Ancient texts help with our understanding of the Bible

Did you know that The Dead Sea Scrolls contain biblical texts 1000 years older than any previously known? These scrolls were the find of the millennium and have been invaluable in understanding ancient Israel. The Amarna tablets are letters of correspondence between Canaanite rulers and their Egyptian counterparts which most likely bear witness to Joshua’s conquest of Canaan. The Taylor Prism records the attempted conquest of Judah from Sennacherib’s point of view (which corroborates the biblical account). The list goes on and on, but suffice it to say thanks to these relatively recent discoveries, the Internet, Bible software and other technologies, we have information at our fingertips that would have made the most learned and prestigious scholars of our grandparents and great grandparents day green with envy. Do we really need all of this to know what the Bible teaches? No, and yes!

The “I just read the Bible and I don’t need scholars” crowd forgets that they stand on the shoulders of scholars every time they read their Bibles.

No, because none of these archaeological finds have resulted in altering our conclusions about any of the core doctrinal truths from previous centuries. The most fundamental truths of the Scriptures have never been lost nor forgotten.

Yes, because long forgotten information is coming to light. Scholars are learning how the ancients viewed the world and what their daily lives were like. Their idioms, traditions and culture are being rediscovered and this helps us to know where some of the hard to understand pieces of the “biblical puzzle” fit. New information about the Bible is still being discovered which deepens our understanding of it. Thanks to these ancient extra-biblical texts and artifacts, scholars are helping us to have a more nuanced understanding of the Bible so that passages like Genesis 1-2 can be placed in their ancient context helping us to have a better understanding of the text.

I don’t need no stinking scholars

The “I just read the Bible and I don’t need scholars” crowd forgets that they stand on the shoulders of scholars every time they read their Bibles. Scholars translated the ancient Hebrew, Aramaic and Greek into English. Scholars have researched and discovered what the ancient words mean. After all, no ancient equivalent of Daniel Webster has left us a dictionary. Scholars in the form of archaeologists have dug up the past and have uncovered a wealth of information, the analysis of which is ongoing.

Are there poor biblical scholars? Yes. Are there unbelieving, even heretical biblical scholars? Yes. However, there is an abundance of good, competent, Bible believing, and God fearing biblical scholars. We must “test the spirits” (1 John 4:1) and let undeserving suspicion give way to an honest examination of their ideas. Let’s not forget that the Apostle Paul was a highly educated man who was a world class scholar in his day. Like scholars today, he was also accused of being driven mad from much learning (Acts 26:24).

Rediscovering the biblical past

As Christians and Bible students, we must deal honestly with the Scriptures. Failure to do so results in a version of Christianity which is nothing more than folk religion which is based as much on superstition and tradition as the Scriptures.

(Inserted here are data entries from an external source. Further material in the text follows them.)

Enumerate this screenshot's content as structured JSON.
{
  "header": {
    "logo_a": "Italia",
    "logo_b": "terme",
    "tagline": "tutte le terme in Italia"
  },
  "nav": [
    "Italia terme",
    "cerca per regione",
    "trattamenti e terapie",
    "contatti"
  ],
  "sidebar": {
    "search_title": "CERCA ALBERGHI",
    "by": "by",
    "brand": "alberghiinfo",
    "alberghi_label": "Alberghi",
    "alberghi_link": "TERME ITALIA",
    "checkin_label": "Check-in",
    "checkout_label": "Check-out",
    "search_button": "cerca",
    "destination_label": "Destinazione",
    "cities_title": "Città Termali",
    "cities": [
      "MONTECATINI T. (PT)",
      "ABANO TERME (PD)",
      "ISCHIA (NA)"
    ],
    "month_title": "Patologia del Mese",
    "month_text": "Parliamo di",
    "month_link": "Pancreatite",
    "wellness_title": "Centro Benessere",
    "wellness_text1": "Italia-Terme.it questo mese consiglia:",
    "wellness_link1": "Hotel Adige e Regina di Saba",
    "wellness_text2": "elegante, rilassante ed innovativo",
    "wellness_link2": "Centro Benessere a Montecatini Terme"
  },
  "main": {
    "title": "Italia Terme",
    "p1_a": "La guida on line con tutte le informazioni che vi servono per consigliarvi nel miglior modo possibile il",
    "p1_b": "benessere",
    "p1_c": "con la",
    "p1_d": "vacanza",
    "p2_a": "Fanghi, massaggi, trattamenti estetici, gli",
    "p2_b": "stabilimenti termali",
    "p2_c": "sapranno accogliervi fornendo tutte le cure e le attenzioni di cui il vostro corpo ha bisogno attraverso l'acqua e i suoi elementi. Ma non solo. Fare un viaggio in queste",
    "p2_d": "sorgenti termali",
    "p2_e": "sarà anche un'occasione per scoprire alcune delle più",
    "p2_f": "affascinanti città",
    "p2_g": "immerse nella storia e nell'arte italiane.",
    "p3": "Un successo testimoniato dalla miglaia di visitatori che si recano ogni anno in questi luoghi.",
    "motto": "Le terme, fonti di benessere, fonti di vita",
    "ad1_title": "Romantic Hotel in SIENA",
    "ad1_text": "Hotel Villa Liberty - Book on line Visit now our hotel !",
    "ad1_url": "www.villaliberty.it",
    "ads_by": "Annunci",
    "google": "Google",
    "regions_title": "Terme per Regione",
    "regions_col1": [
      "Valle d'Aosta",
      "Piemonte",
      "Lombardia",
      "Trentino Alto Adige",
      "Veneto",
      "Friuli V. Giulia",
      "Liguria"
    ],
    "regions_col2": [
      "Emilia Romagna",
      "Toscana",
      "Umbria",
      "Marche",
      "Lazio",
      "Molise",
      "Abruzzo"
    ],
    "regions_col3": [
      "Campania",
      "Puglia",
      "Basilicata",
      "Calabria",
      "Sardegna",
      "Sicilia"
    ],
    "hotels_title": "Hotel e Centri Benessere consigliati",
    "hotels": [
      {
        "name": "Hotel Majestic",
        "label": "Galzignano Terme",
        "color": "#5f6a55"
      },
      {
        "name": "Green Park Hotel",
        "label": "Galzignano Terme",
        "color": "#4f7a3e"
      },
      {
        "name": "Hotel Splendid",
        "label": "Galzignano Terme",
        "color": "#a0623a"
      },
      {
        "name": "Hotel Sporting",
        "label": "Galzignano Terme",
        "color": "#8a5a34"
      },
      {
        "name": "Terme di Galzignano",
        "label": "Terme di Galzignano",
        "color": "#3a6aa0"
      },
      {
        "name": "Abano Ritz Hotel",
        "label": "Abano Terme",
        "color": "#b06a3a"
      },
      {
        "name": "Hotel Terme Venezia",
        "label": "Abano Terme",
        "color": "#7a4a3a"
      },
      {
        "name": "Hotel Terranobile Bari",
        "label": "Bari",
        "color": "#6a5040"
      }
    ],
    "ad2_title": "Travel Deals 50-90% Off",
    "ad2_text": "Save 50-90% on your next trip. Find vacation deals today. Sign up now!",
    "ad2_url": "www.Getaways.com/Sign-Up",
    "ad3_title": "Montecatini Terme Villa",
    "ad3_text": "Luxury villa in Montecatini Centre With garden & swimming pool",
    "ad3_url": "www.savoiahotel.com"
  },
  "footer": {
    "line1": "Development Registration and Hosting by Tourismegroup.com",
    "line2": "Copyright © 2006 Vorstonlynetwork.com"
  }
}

Error must give way to “book, chapter, and verse.” If I can’t prove it by the Scripture, it has no place in my biblical world view no matter what beloved pastor, Sunday School teacher or relative put it there. If there is a reluctance to rely on ancient non-biblical literature as a Bible study aid, we must remember that we aren’t dealing with new and highly suspect knowledge, but with ancient forgotten knowledge which has been rediscovered.